■ **Prompt**: Filter out every line below that lacks "JSON", and copy the rest.

START Material supplied

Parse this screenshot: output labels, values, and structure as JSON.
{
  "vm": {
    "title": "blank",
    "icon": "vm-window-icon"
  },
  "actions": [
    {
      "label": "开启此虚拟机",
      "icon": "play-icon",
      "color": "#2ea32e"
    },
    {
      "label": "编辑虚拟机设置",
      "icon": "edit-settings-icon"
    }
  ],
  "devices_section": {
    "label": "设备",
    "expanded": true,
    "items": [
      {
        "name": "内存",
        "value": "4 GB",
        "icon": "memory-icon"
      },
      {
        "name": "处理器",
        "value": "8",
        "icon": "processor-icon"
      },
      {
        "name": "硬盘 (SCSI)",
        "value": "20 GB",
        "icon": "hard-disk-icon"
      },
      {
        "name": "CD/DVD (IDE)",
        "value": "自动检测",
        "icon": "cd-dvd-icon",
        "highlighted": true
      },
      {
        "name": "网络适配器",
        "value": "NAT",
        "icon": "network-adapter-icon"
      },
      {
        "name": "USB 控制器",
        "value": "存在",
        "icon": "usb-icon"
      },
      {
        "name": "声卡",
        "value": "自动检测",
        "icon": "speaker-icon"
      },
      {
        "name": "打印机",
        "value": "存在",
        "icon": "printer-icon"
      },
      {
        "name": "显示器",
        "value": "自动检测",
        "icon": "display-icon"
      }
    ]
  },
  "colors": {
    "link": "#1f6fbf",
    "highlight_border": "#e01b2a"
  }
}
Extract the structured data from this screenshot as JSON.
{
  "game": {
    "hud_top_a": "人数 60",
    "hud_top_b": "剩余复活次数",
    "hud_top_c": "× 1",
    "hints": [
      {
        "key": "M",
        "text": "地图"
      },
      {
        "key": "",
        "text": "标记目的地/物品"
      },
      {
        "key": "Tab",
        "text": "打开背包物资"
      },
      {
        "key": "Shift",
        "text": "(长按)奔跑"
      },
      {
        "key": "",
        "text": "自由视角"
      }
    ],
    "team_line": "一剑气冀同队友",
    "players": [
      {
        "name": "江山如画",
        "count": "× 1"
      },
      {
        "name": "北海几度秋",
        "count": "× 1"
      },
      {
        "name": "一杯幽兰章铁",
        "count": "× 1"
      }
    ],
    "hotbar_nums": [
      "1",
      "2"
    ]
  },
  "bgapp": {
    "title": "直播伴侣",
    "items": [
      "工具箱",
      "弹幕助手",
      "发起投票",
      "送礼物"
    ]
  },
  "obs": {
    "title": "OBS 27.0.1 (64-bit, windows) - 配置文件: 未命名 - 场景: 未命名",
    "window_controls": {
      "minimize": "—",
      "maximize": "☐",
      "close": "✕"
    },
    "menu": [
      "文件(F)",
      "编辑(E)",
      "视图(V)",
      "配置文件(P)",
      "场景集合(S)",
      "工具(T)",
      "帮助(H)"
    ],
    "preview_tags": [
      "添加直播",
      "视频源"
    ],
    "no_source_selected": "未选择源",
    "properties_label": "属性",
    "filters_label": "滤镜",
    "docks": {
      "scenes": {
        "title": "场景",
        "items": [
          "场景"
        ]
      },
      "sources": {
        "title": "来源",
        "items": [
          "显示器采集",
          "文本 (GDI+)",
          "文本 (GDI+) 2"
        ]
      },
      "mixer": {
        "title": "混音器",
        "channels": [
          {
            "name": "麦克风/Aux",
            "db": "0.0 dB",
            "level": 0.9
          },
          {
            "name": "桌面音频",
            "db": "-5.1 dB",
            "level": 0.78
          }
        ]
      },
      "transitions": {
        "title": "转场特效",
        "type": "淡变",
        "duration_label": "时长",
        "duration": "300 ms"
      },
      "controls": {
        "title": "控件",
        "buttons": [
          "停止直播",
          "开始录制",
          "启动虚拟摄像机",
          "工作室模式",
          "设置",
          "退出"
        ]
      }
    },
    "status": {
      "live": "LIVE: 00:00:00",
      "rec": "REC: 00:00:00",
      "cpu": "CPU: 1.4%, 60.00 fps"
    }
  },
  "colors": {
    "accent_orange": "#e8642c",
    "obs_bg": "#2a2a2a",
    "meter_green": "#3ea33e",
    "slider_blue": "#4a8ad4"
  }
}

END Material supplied

■ **Task output**:
Parse this screenshot: output labels, values, and structure as JSON.
Extract the structured data from this screenshot as JSON.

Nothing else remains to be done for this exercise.